A provisional ballot is used to record your vote if your eligibility is in question. Some examples of why you might be required to cast a provisional ballot:
- You didn't provide, or don't have, proof of ID. (Seriously, remember to bring that!)
- Your name doesn't appear on the poll list for that precinct.
- You already requested an absentee ballot.
- Your registration was challenged.
According to the Secretary of State's office, if you cast a provisional ballot without proper ID, you must go to the Board of Elections within a week to provide that ID for your vote to be counted.
Can I get a break?
Sure. Here's a picture of a koala found during a traffic stop in Queensland, Australia. It's in a backpack.

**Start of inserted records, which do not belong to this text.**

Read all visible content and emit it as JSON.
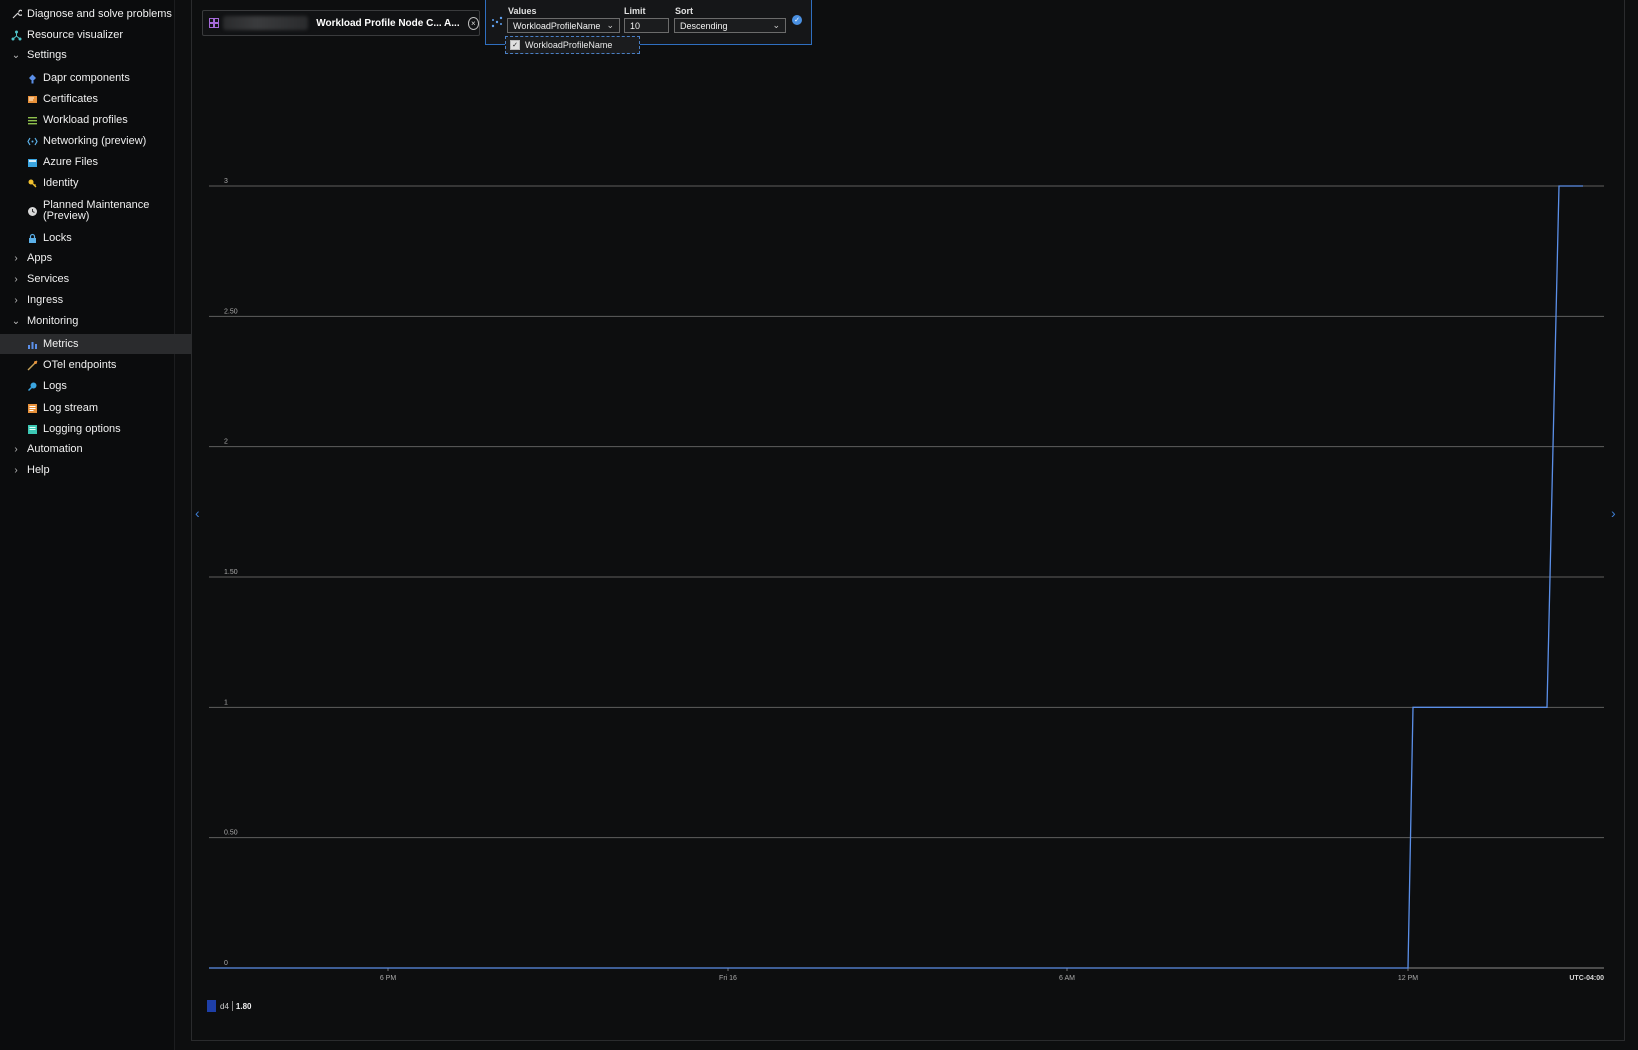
{
  "sidebar": {
    "items": [
      {
        "label": "Diagnose and solve problems",
        "icon": "wrench-icon"
      },
      {
        "label": "Resource visualizer",
        "icon": "network-icon"
      },
      {
        "label": "Settings",
        "chevron": "expanded"
      },
      {
        "label": "Dapr components",
        "icon": "dapr-icon"
      },
      {
        "label": "Certificates",
        "icon": "certificate-icon"
      },
      {
        "label": "Workload profiles",
        "icon": "list-icon"
      },
      {
        "label": "Networking (preview)",
        "icon": "networking-icon"
      },
      {
        "label": "Azure Files",
        "icon": "files-icon"
      },
      {
        "label": "Identity",
        "icon": "key-icon"
      },
      {
        "label": "Planned Maintenance (Preview)",
        "icon": "clock-icon"
      },
      {
        "label": "Locks",
        "icon": "lock-icon"
      },
      {
        "label": "Apps",
        "chevron": "collapsed"
      },
      {
        "label": "Services",
        "chevron": "collapsed"
      },
      {
        "label": "Ingress",
        "chevron": "collapsed"
      },
      {
        "label": "Monitoring",
        "chevron": "expanded"
      },
      {
        "label": "Metrics",
        "icon": "metrics-icon",
        "selected": true
      },
      {
        "label": "OTel endpoints",
        "icon": "pipeline-icon"
      },
      {
        "label": "Logs",
        "icon": "logs-icon"
      },
      {
        "label": "Log stream",
        "icon": "log-stream-icon"
      },
      {
        "label": "Logging options",
        "icon": "logging-options-icon"
      },
      {
        "label": "Automation",
        "chevron": "collapsed"
      },
      {
        "label": "Help",
        "chevron": "collapsed"
      }
    ]
  },
  "metric_pill": {
    "name": "Workload Profile Node C... A..."
  },
  "split": {
    "values_label": "Values",
    "values_value": "WorkloadProfileName",
    "limit_label": "Limit",
    "limit_value": "10",
    "sort_label": "Sort",
    "sort_value": "Descending",
    "option_label": "WorkloadProfileName"
  },
  "colors": {
    "accent": "#3e7fd6",
    "series": "#5b8fe8",
    "legend_swatch": "#1e3fa8"
  },
  "chart_data": {
    "type": "line",
    "title": "",
    "ylim": [
      0,
      3
    ],
    "y_ticks": [
      "0",
      "0.50",
      "1",
      "1.50",
      "2",
      "2.50",
      "3"
    ],
    "x_ticks": [
      "6 PM",
      "Fri 16",
      "6 AM",
      "12 PM"
    ],
    "timezone": "UTC-04:00",
    "grid": true,
    "series": [
      {
        "name": "d4",
        "summary": "1.80",
        "x": [
          "6 PM",
          "Fri 16",
          "6 AM",
          "12 PM",
          "12 PM",
          "3 PM",
          "3 PM",
          "3:30 PM"
        ],
        "values": [
          0,
          0,
          0,
          0,
          1,
          1,
          3,
          3
        ]
      }
    ]
  }
}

Okay, so what will I be voting for exactly?
A whole lot. There's obviously a big presidential race happening, but in Ohio, you will be busy with plenty of down-ballot races. For President and Vice President, you've got the options of:
- Hillary Clinton and Tim Kaine (Democratic Party)
- Donald Trump and Mike Pence (Republican Party)
- Jill Stein and Ajamu Baraka (Green Party)
- Gary Johnson and William Weld (Libertarian Party)
- Richard Duncan and Ricky Johnson (Independent)
Ohio also has a competitive Senate race:
- Rob Portman (Republican Party)
- Ted Strickland (Democratic Party)
- Joseph DeMare (Green Party)
- Scott Rupert (Independent)
- Tom Connors (Independent)
And don't forget your Representative to Congress, State Representative, County Commissioner, County Attorney, Sheriff, County Recorder, County Treasurer, State Board of Education, State Supreme Court, Court of Appeals, Court of Common Pleas, and a number of bond issues.
If you live in Franklin County, find your sample ballot here. If you live elsewhere in Ohio, you can find your sample ballot here. That Google widget above also has sample ballot information. Don't ignore those down-ballot races!
Isn't the election rigged anyway?
Can I take my kid with me to vote?
As long as they're younger than 18, you can.
Am I allowed to wear my campaign swag?
You shouldn't. By law, you're not allowed to campaign within 100 feet of a voting location, and that includes wearing hats or clothing with a candidate's name.
Can I take a ballot selfie?
Yes, sorta. Taking pictures of completed ballots is technically illegal in Ohio. But some lawmakers want to repeal that law, so most likely nobody will give you any trouble for it - in 20 years, police have never enforced the law.
According to CNN, the Secretary of State's office doesn't have any problem with people posting pictures on social media either.
Should I be on the lookout for anything weird?
There's been a lot of talk this election about "poll watching," voter fraud, and intimidation. The Department of Justice's Civil Rights Division will be in Franklin County, and a number of other areas around the country, to monitor any issues with discrimination or other violations of the Voting Rights Act.
If you have any complaints about possible violations of election law, you can call the DOJ at 1-800-253-3931 or file a report online.
Journalists around the country will also be monitoring voting access through a project called Electionland. You can let them know about your voting experience online or by texting ELECTIONLAND to 69866.
If you have additional questions that we didn't answer here, put those in the comments below and we'll try to get to them.
Updated on November 8 at 3:30 p.m.